Command/Query Responsibility Segregation is about dividing a system into two subsystems – a query system that can only read data and a separate command system that can only write.
Commands and Queries themselves are usually messages or DTOs passed in to these subsystems.
CQRS is really simple. Sometimes the idea gets conflated with other concepts such as Event Sourcing and DDD, but that is not CQRS. So, what is it then?
A remote version of my Onion Architecture talk from DDD East Midlands with a few extra slides and alterations. Presented at a local evening meetup and streamed to YouTube.
Those that have worked with me will know I’m a big advocate for Aspect-Oriented Programming. I generally like to “bolt on” concerns that sit outside of the main logic using the decorator pattern or some kind of behaviour that can wrap around a class or method, which follows the Open/Closed principle.
A lot of software engineering is about drawing boxes. That is, deciding how to break down the code we write. We don’t just write everything in the
Main method. We set boundaries, create abstractions, and divide things into single responsibilities.
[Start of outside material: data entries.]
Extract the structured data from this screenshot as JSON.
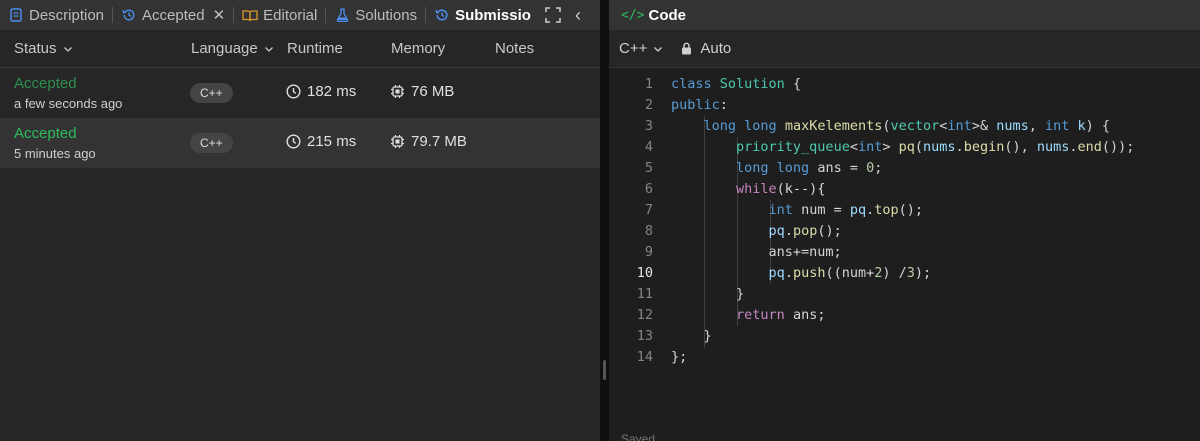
{
  "left_tabs": [
    {
      "label": "Description",
      "icon": "description-icon"
    },
    {
      "label": "Accepted",
      "icon": "history-icon"
    },
    {
      "label": "Editorial",
      "icon": "book-icon"
    },
    {
      "label": "Solutions",
      "icon": "flask-icon"
    },
    {
      "label": "Submissio",
      "icon": "history-icon"
    }
  ],
  "table": {
    "headers": {
      "status": "Status",
      "language": "Language",
      "runtime": "Runtime",
      "memory": "Memory",
      "notes": "Notes"
    },
    "rows": [
      {
        "status": "Accepted",
        "when": "a few seconds ago",
        "language": "C++",
        "runtime": "182 ms",
        "memory": "76 MB"
      },
      {
        "status": "Accepted",
        "when": "5 minutes ago",
        "language": "C++",
        "runtime": "215 ms",
        "memory": "79.7 MB"
      }
    ]
  },
  "code_panel": {
    "title": "Code",
    "code_icon": "</>",
    "language": "C++",
    "mode": "Auto",
    "footer": "Saved",
    "current_line": 10,
    "lines": [
      "class Solution {",
      "public:",
      "    long long maxKelements(vector<int>& nums, int k) {",
      "        priority_queue<int> pq(nums.begin(), nums.end());",
      "        long long ans = 0;",
      "        while(k--){",
      "            int num = pq.top();",
      "            pq.pop();",
      "            ans+=num;",
      "            pq.push((num+2) /3);",
      "        }",
      "        return ans;",
      "    }",
      "};"
    ]
  },
  "colors": {
    "accepted": "#2cbb5d",
    "accent_blue": "#3b82f6",
    "panel": "#262626",
    "editor": "#1e1e1e"
  }
}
Explaining how I reason about the building blocks of Onion Architecture, Domain-Driven Design and Command Query Responsibility Segregation in an event-driven microservices architecture. How it all fits together in my head, the concepts they share, and the mistakes I’ve made along the way.